to be her, but because I want her.
Some elastic part of me believes
I could save her from drowning in blank
verse. Sink into murky waters, and I know
I am dying, drowning daily in this still pool
and filling my lungs with promises.
Choking lilies in scalding water, petal
from petal, the mirror fogs, shallow
with nothing, and I am too young
to understand grief as anything but longing.
I do not want her beautiful, her serene
float across death, her oil paint acceptance.
I want her flood-gasp, her bloated voice
drunk on all she’s lost. Want her blue
lips, her fingers white and frozen, her ribs
flush against skin, skin flush against fabric,
want her to sink and spoil and live
again, furious and shaking, not fearful
but feared, doom-bringer, raining violets
from her hair, peeling violets from her eyes,
shedding remembrance in petals and smoke.
I lean over my knees and wonder
how much bathwater I could swallow and still be a body.

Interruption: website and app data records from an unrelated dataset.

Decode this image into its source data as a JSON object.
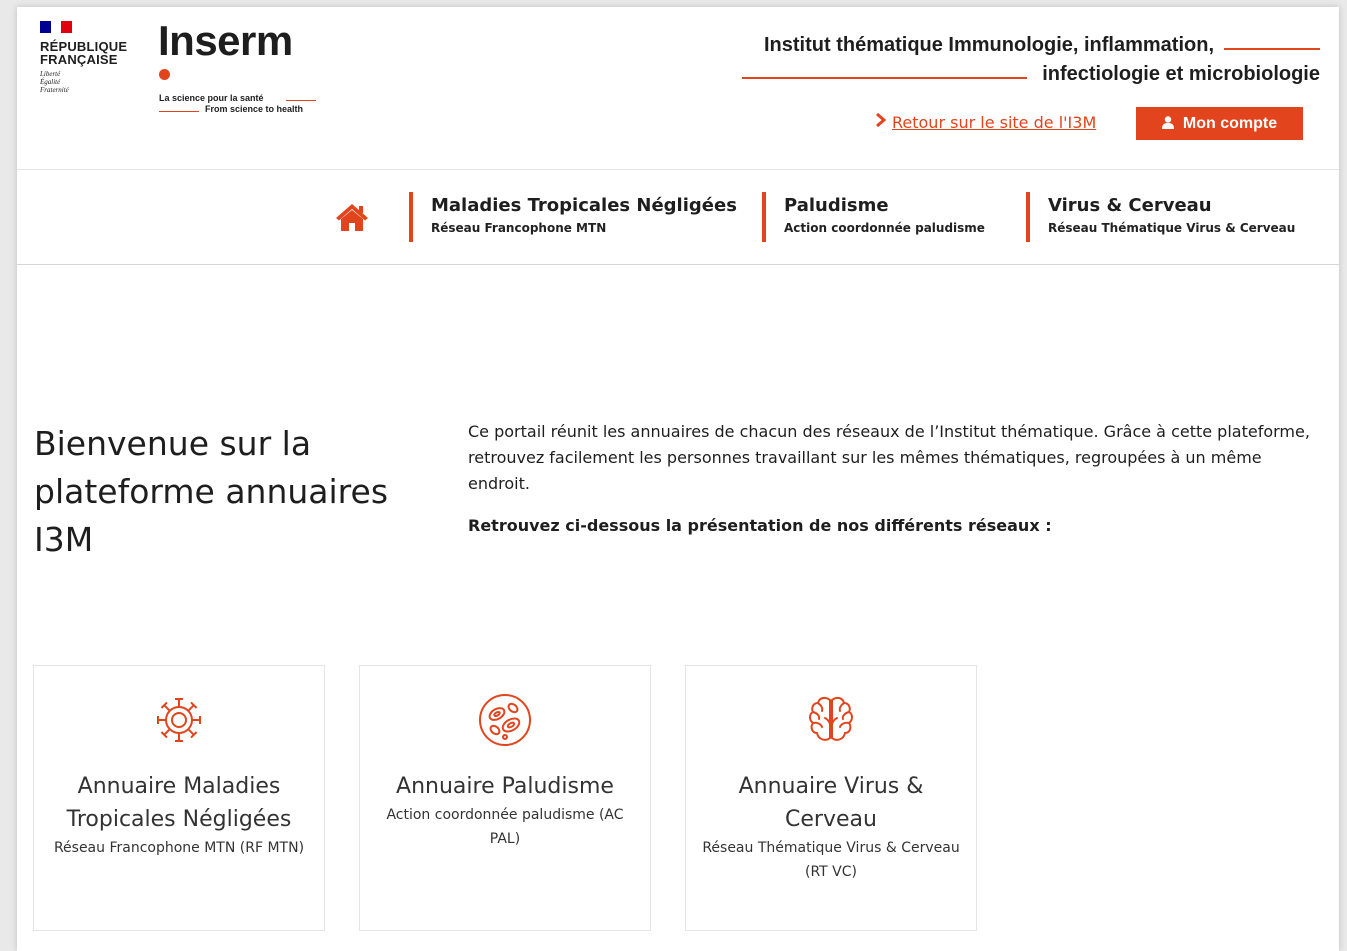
{
  "colors": {
    "accent": "#e2451e",
    "flag_blue": "#000091",
    "flag_red": "#e1000f",
    "text": "#1e1e1e"
  },
  "header": {
    "rf_title_line1": "RÉPUBLIQUE",
    "rf_title_line2": "FRANÇAISE",
    "rf_motto_1": "Liberté",
    "rf_motto_2": "Égalité",
    "rf_motto_3": "Fraternité",
    "brand": "Inserm",
    "tagline_fr": "La science pour la santé",
    "tagline_en": "From science to health",
    "institute_line1": "Institut thématique Immunologie, inflammation,",
    "institute_line2": "infectiologie et microbiologie",
    "back_link": "Retour sur le site de l'I3M",
    "account_button": "Mon compte"
  },
  "nav": {
    "home_icon": "home-icon",
    "items": [
      {
        "title": "Maladies Tropicales Négligées",
        "subtitle": "Réseau Francophone MTN"
      },
      {
        "title": "Paludisme",
        "subtitle": "Action coordonnée paludisme"
      },
      {
        "title": "Virus & Cerveau",
        "subtitle": "Réseau Thématique Virus & Cerveau"
      }
    ]
  },
  "main": {
    "welcome_title": "Bienvenue sur la plateforme annuaires I3M",
    "intro": "Ce portail réunit les annuaires de chacun des réseaux de l’Institut thématique. Grâce à cette plateforme, retrouvez facilement les personnes travaillant sur les mêmes thématiques, regroupées à un même endroit.",
    "intro_bold": "Retrouvez ci-dessous la présentation de nos différents réseaux :",
    "cards": [
      {
        "icon": "virus-icon",
        "title": "Annuaire Maladies Tropicales Négligées",
        "subtitle": "Réseau Francophone MTN (RF MTN)"
      },
      {
        "icon": "cells-icon",
        "title": "Annuaire Paludisme",
        "subtitle": "Action coordonnée paludisme (AC PAL)"
      },
      {
        "icon": "brain-icon",
        "title": "Annuaire Virus & Cerveau",
        "subtitle": "Réseau Thématique Virus & Cerveau (RT VC)"
      }
    ]
  }
}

Mary Simmons is a queer poet from Cleveland, Ohio. She is an MFA candidate at Bowling Green State University, where she also serves as an assistant editor for Mid-American Review. She has work in or forthcoming from Exist Otherwise, The Santa Clara Review, The Shore, One Art, and others.